━━━━━ EXERCISE INPUT ━━━━━

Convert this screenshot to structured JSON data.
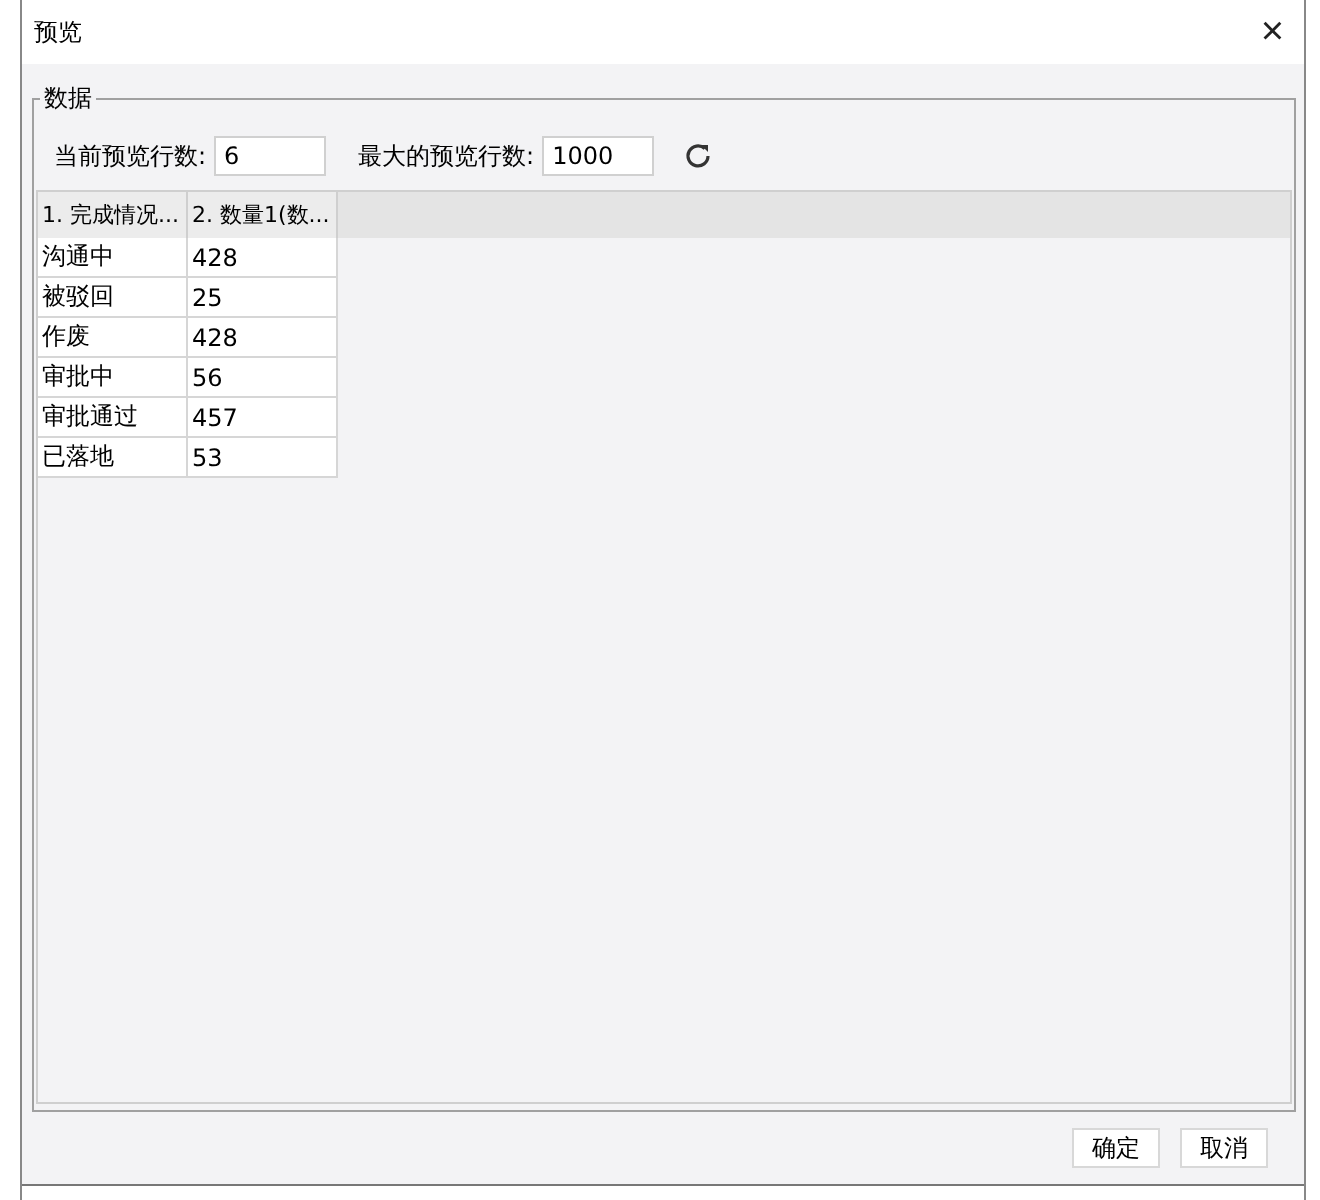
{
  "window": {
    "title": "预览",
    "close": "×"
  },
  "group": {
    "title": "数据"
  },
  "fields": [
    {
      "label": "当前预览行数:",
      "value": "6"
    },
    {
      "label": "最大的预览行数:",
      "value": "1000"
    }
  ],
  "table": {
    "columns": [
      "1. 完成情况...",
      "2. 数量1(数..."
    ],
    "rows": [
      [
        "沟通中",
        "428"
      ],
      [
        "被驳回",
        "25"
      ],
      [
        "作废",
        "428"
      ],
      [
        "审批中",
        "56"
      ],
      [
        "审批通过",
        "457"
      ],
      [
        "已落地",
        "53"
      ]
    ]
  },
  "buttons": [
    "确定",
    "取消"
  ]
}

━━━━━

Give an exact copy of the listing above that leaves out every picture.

Convert this screenshot to structured JSON data.
{
  "window": {
    "title": "预览",
    "close": "×"
  },
  "group": {
    "title": "数据"
  },
  "fields": [
    {
      "label": "当前预览行数:",
      "value": "6"
    },
    {
      "label": "最大的预览行数:",
      "value": "1000"
    }
  ],
  "table": {
    "columns": [
      "1. 完成情况...",
      "2. 数量1(数..."
    ],
    "rows": [
      [
        "沟通中",
        "428"
      ],
      [
        "被驳回",
        "25"
      ],
      [
        "作废",
        "428"
      ],
      [
        "审批中",
        "56"
      ],
      [
        "审批通过",
        "457"
      ],
      [
        "已落地",
        "53"
      ]
    ]
  },
  "buttons": [
    "确定",
    "取消"
  ]
}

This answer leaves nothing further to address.